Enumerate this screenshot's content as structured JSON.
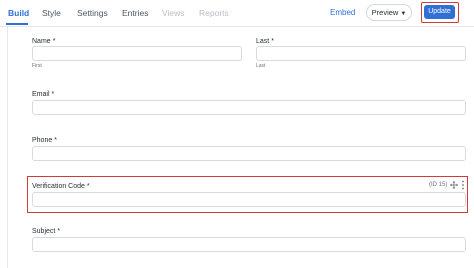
{
  "header": {
    "tabs": [
      {
        "label": "Build"
      },
      {
        "label": "Style"
      },
      {
        "label": "Settings"
      },
      {
        "label": "Entries"
      },
      {
        "label": "Views"
      },
      {
        "label": "Reports"
      }
    ],
    "embed_label": "Embed",
    "preview_label": "Preview",
    "update_label": "Update"
  },
  "form": {
    "name_label": "Name",
    "first_sublabel": "First",
    "last_label": "Last",
    "last_sublabel": "Last",
    "email_label": "Email",
    "phone_label": "Phone",
    "verification_label": "Verification Code",
    "verification_id": "(ID 15)",
    "subject_label": "Subject",
    "required_marker": "*"
  },
  "icons": {
    "preview_chevron": "chevron-down-icon",
    "move": "move-arrows-icon",
    "more": "vertical-dots-icon"
  },
  "colors": {
    "accent": "#2f6fd6",
    "highlight": "#d33a3a",
    "disabled": "#b9bec6"
  }
}
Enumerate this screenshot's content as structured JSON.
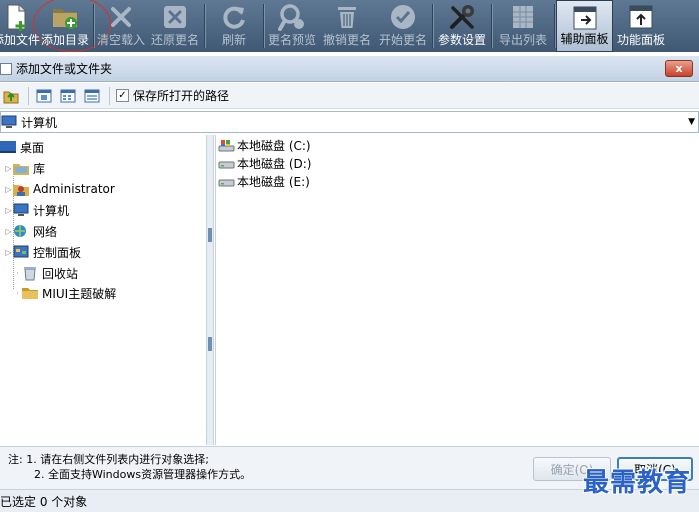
{
  "toolbar": {
    "buttons": [
      {
        "label": "添加文件",
        "icon": "add-file-icon",
        "state": "normal"
      },
      {
        "label": "添加目录",
        "icon": "add-folder-icon",
        "state": "normal"
      },
      {
        "label": "清空载入",
        "icon": "clear-x-icon",
        "state": "disabled"
      },
      {
        "label": "还原更名",
        "icon": "restore-x-icon",
        "state": "disabled"
      },
      {
        "label": "刷新",
        "icon": "refresh-icon",
        "state": "disabled"
      },
      {
        "label": "更名预览",
        "icon": "preview-search-icon",
        "state": "disabled"
      },
      {
        "label": "撤销更名",
        "icon": "undo-trash-icon",
        "state": "disabled"
      },
      {
        "label": "开始更名",
        "icon": "start-check-icon",
        "state": "disabled"
      },
      {
        "label": "参数设置",
        "icon": "settings-tools-icon",
        "state": "normal"
      },
      {
        "label": "导出列表",
        "icon": "export-list-icon",
        "state": "disabled"
      },
      {
        "label": "辅助面板",
        "icon": "aux-panel-icon",
        "state": "active"
      },
      {
        "label": "功能面板",
        "icon": "function-panel-icon",
        "state": "normal"
      }
    ]
  },
  "dialog": {
    "title": "添加文件或文件夹",
    "close_label": "x",
    "save_path_label": "保存所打开的路径",
    "save_path_checked": true,
    "path_value": "计算机",
    "tree": [
      {
        "label": "桌面",
        "icon": "desktop-icon",
        "expandable": false
      },
      {
        "label": "库",
        "icon": "library-icon",
        "expandable": true
      },
      {
        "label": "Administrator",
        "icon": "user-icon",
        "expandable": true
      },
      {
        "label": "计算机",
        "icon": "computer-icon",
        "expandable": true
      },
      {
        "label": "网络",
        "icon": "network-icon",
        "expandable": true
      },
      {
        "label": "控制面板",
        "icon": "control-panel-icon",
        "expandable": true
      },
      {
        "label": "回收站",
        "icon": "recycle-bin-icon",
        "expandable": false
      },
      {
        "label": "MIUI主题破解",
        "icon": "folder-icon",
        "expandable": false
      }
    ],
    "drives": [
      {
        "label": "本地磁盘 (C:)",
        "icon": "system-drive-icon"
      },
      {
        "label": "本地磁盘 (D:)",
        "icon": "drive-icon"
      },
      {
        "label": "本地磁盘 (E:)",
        "icon": "drive-icon"
      }
    ],
    "note_prefix": "注:",
    "note_lines": [
      "1. 请在右侧文件列表内进行对象选择;",
      "2. 全面支持Windows资源管理器操作方式。"
    ],
    "ok_label": "确定(O)",
    "cancel_label": "取消(C)",
    "status": "已选定 0 个对象"
  },
  "watermark": "最需教育",
  "colors": {
    "toolbar_bg": "#4c6580",
    "annotation_red": "#d9302a",
    "watermark_blue": "#2a62c8"
  }
}
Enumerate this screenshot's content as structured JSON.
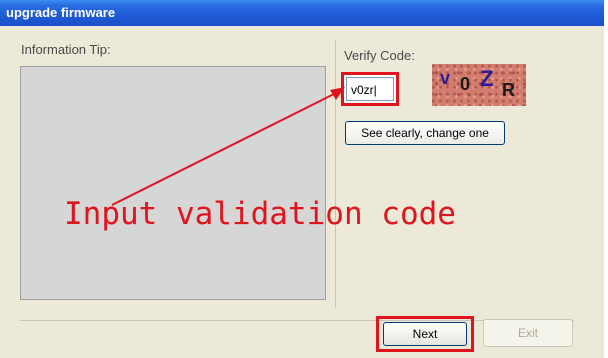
{
  "window": {
    "title": "upgrade firmware"
  },
  "info": {
    "label": "Information Tip:"
  },
  "verify": {
    "label": "Verify Code:",
    "input_value": "v0zr",
    "captcha_chars": [
      "v",
      "0",
      "Z",
      "R"
    ],
    "change_label": "See clearly, change one"
  },
  "footer": {
    "next_label": "Next",
    "exit_label": "Exit"
  },
  "annotation": {
    "text": "Input validation code",
    "color": "#e0141c"
  },
  "colors": {
    "titlebar": "#1f5ad6",
    "window_bg": "#ece9d8",
    "highlight": "#e0141c",
    "captcha_bg": "#d27d6e"
  }
}
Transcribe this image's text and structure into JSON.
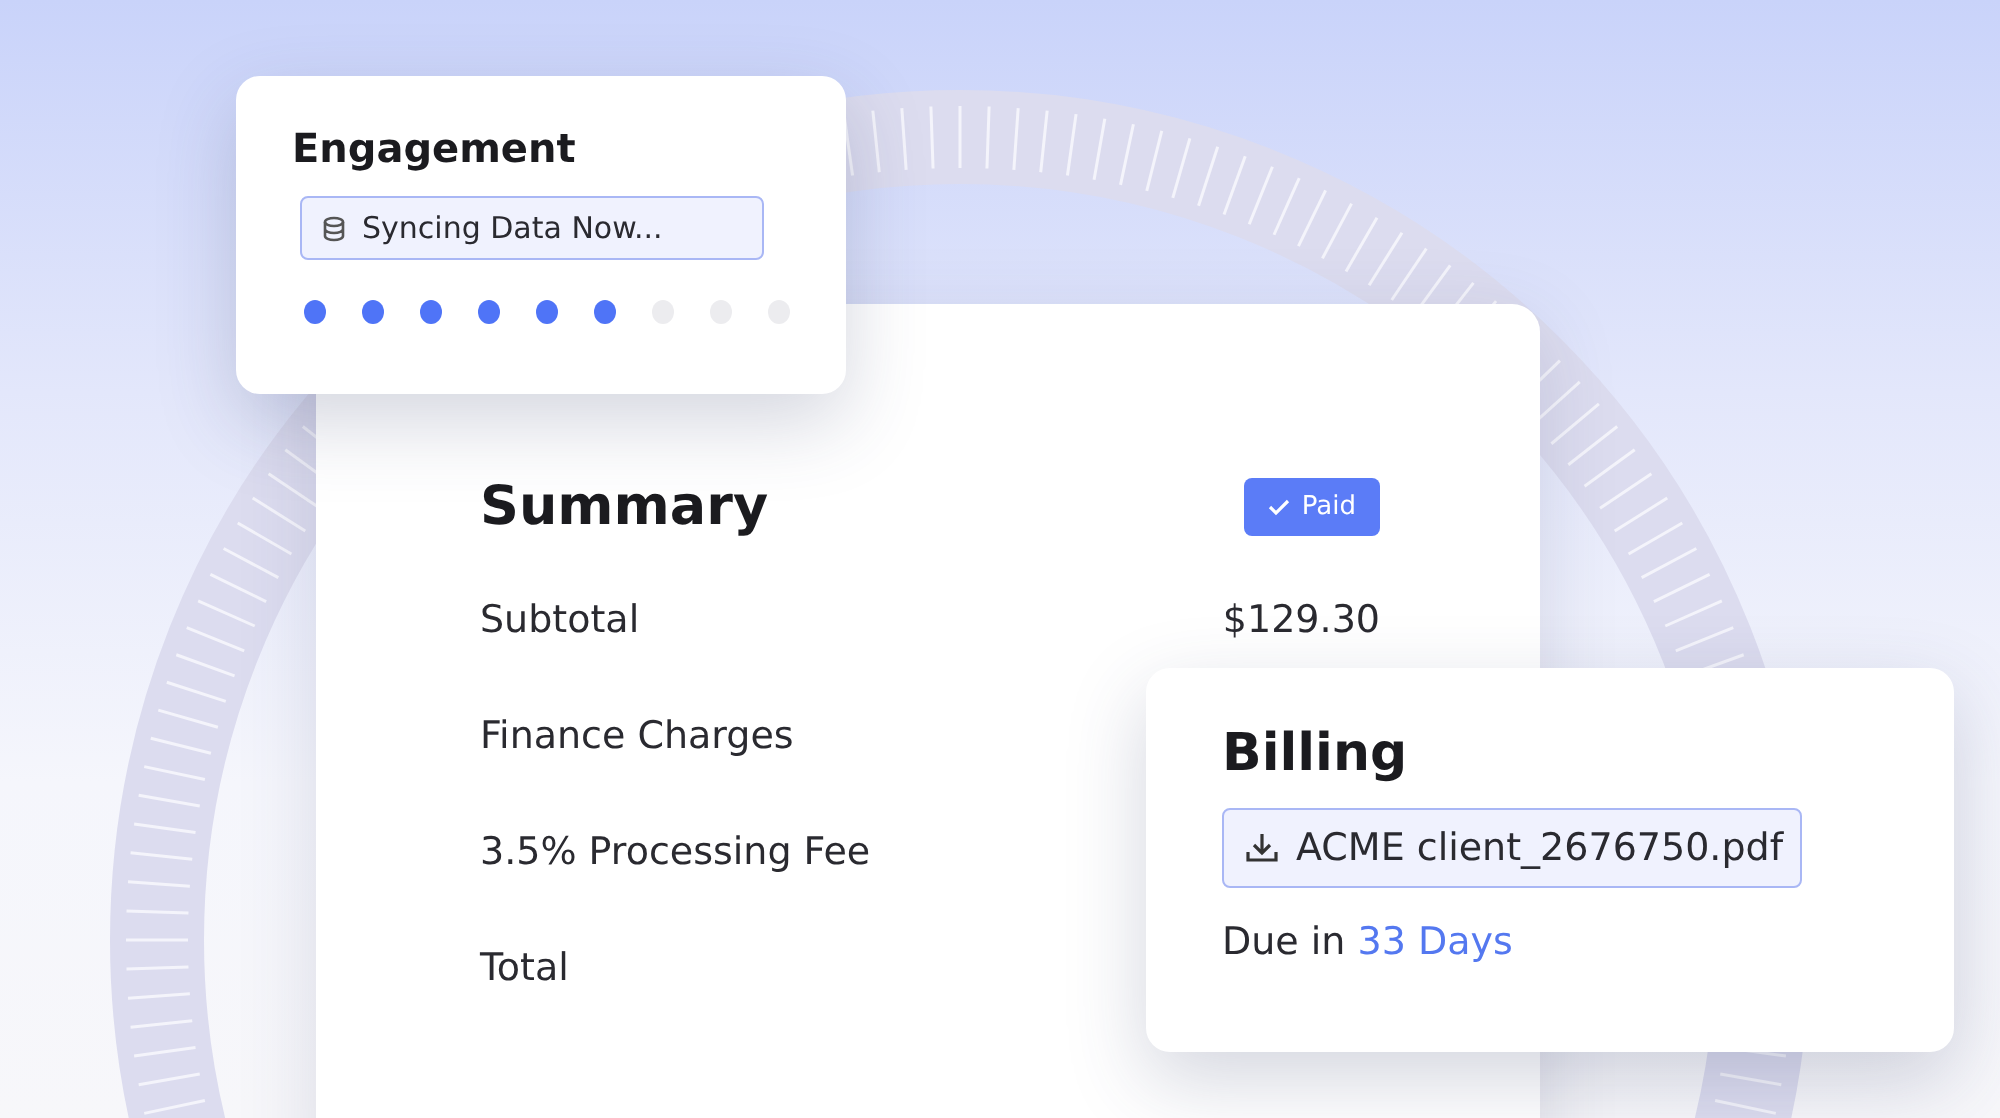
{
  "engagement": {
    "title": "Engagement",
    "status": "Syncing Data Now...",
    "steps": [
      {
        "done": true
      },
      {
        "done": true
      },
      {
        "done": true
      },
      {
        "done": true
      },
      {
        "done": true
      },
      {
        "done": true
      },
      {
        "done": false
      },
      {
        "done": false
      },
      {
        "done": false
      }
    ]
  },
  "summary": {
    "title": "Summary",
    "badge": {
      "label": "Paid",
      "checked": true
    },
    "rows": [
      {
        "label": "Subtotal",
        "value": "$129.30"
      },
      {
        "label": "Finance Charges"
      },
      {
        "label": "3.5% Processing Fee"
      },
      {
        "label": "Total"
      }
    ]
  },
  "billing": {
    "title": "Billing",
    "file": "ACME client_2676750.pdf",
    "due_prefix": "Due in",
    "due_value": "33 Days"
  }
}
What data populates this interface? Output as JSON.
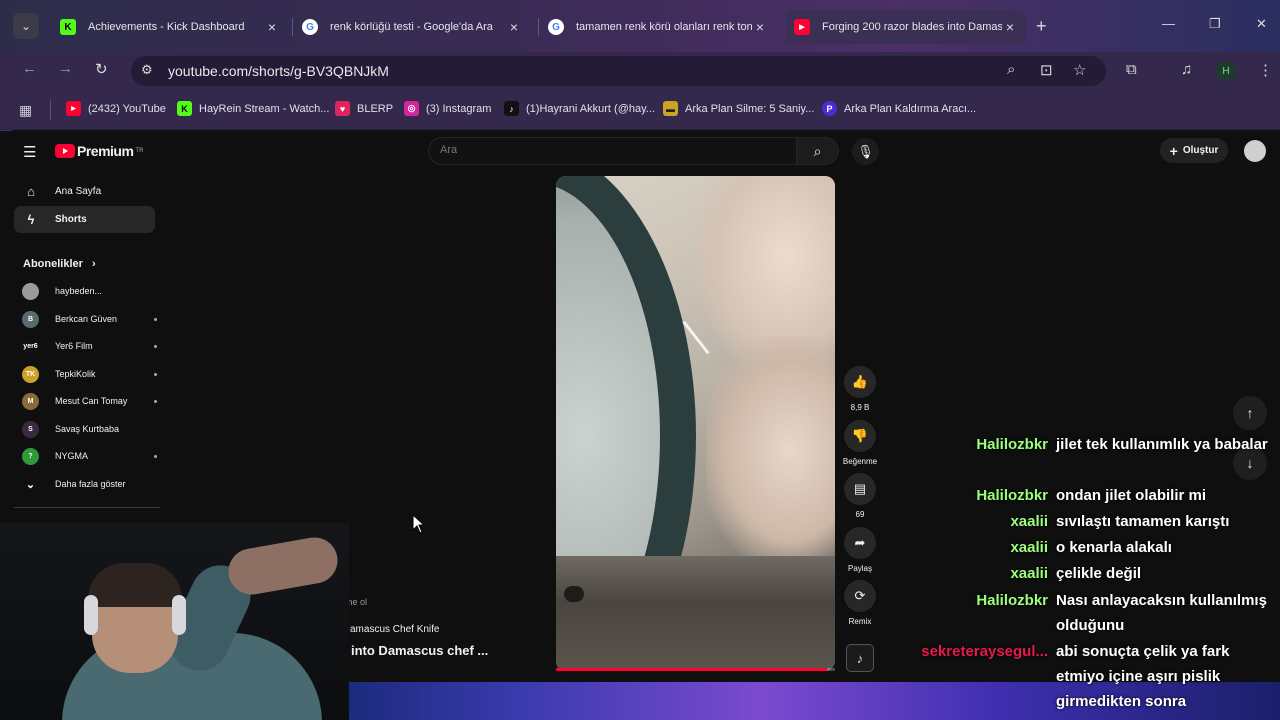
{
  "browser": {
    "tabs": [
      {
        "title": "Achievements - Kick Dashboard",
        "icon": "kick-icon",
        "color": "#53fc18",
        "glyph": "K"
      },
      {
        "title": "renk körlüğü testi - Google'da Ara",
        "icon": "google-icon",
        "color": "#ffffff",
        "glyph": "G"
      },
      {
        "title": "tamamen renk körü olanları renk tonu",
        "icon": "google-icon",
        "color": "#ffffff",
        "glyph": "G"
      },
      {
        "title": "Forging 200 razor blades into Damasc",
        "icon": "youtube-icon",
        "color": "#ff0033",
        "glyph": "▶"
      }
    ],
    "active_tab": 3,
    "url": "youtube.com/shorts/g-BV3QBNJkM",
    "profile_initial": "H",
    "bookmarks": [
      {
        "label": "(2432) YouTube",
        "icon": "youtube-icon",
        "color": "#ff0033",
        "glyph": "▶"
      },
      {
        "label": "HayRein Stream - Watch...",
        "icon": "kick-icon",
        "color": "#53fc18",
        "glyph": "K"
      },
      {
        "label": "BLERP",
        "icon": "blerp-icon",
        "color": "#e0245e",
        "glyph": "♥"
      },
      {
        "label": "(3) Instagram",
        "icon": "instagram-icon",
        "color": "#d6249f",
        "glyph": "◎"
      },
      {
        "label": "(1)Hayrani Akkurt (@hay...",
        "icon": "tiktok-icon",
        "color": "#111111",
        "glyph": "♪"
      },
      {
        "label": "Arka Plan Silme: 5 Saniy...",
        "icon": "removebg-icon",
        "color": "#c9a227",
        "glyph": "▬"
      },
      {
        "label": "Arka Plan Kaldırma Aracı...",
        "icon": "picsart-icon",
        "color": "#4b2bd6",
        "glyph": "P"
      }
    ]
  },
  "youtube": {
    "logo_text": "Premium",
    "logo_sup": "TR",
    "search_placeholder": "Ara",
    "create_label": "Oluştur",
    "nav": [
      {
        "label": "Ana Sayfa",
        "icon": "home-icon",
        "glyph": "⌂"
      },
      {
        "label": "Shorts",
        "icon": "shorts-icon",
        "glyph": "ϟ"
      }
    ],
    "subscriptions_header": "Abonelikler",
    "subscriptions": [
      {
        "name": "haybeden...",
        "color": "#9a9a9a",
        "glyph": "",
        "dot": false
      },
      {
        "name": "Berkcan Güven",
        "color": "#5c6a70",
        "glyph": "B",
        "dot": true
      },
      {
        "name": "Yer6 Film",
        "color": "#111111",
        "glyph": "yer6",
        "dot": true
      },
      {
        "name": "TepkiKolik",
        "color": "#c9a227",
        "glyph": "TK",
        "dot": true
      },
      {
        "name": "Mesut Can Tomay",
        "color": "#8a6a3a",
        "glyph": "M",
        "dot": true
      },
      {
        "name": "Savaş Kurtbaba",
        "color": "#3a2a40",
        "glyph": "S",
        "dot": false
      },
      {
        "name": "NYGMA",
        "color": "#2f9a3a",
        "glyph": "?",
        "dot": true
      }
    ],
    "show_more": "Daha fazla göster",
    "short": {
      "subscribe_hint": "me ol",
      "audio": "amascus Chef Knife",
      "title": "into Damascus chef ...",
      "progress": 0.97
    },
    "actions": [
      {
        "label": "8,9 B",
        "icon": "like-icon",
        "glyph": "👍"
      },
      {
        "label": "Beğenme",
        "icon": "dislike-icon",
        "glyph": "👎"
      },
      {
        "label": "69",
        "icon": "comment-icon",
        "glyph": "▤"
      },
      {
        "label": "Paylaş",
        "icon": "share-icon",
        "glyph": "➦"
      },
      {
        "label": "Remix",
        "icon": "remix-icon",
        "glyph": "⟳"
      }
    ]
  },
  "chat": [
    {
      "user": "Halilozbkr",
      "color": "#9cff7a",
      "text": "jilet tek kullanımlık ya babalar"
    },
    {
      "user": "Halilozbkr",
      "color": "#9cff7a",
      "text": "ondan jilet olabilir mi"
    },
    {
      "user": "xaalii",
      "color": "#9cff7a",
      "text": "sıvılaştı tamamen karıştı"
    },
    {
      "user": "xaalii",
      "color": "#9cff7a",
      "text": "o kenarla alakalı"
    },
    {
      "user": "xaalii",
      "color": "#9cff7a",
      "text": "çelikle değil"
    },
    {
      "user": "Halilozbkr",
      "color": "#9cff7a",
      "text": "Nası anlayacaksın kullanılmış olduğunu"
    },
    {
      "user": "sekreteraysegul...",
      "color": "#e8194b",
      "text": "abi sonuçta çelik ya fark etmiyo içine aşırı pislik girmedikten sonra"
    }
  ]
}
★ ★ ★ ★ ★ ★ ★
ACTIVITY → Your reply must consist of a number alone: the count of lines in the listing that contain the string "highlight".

WRITTEN SOLUTION → 2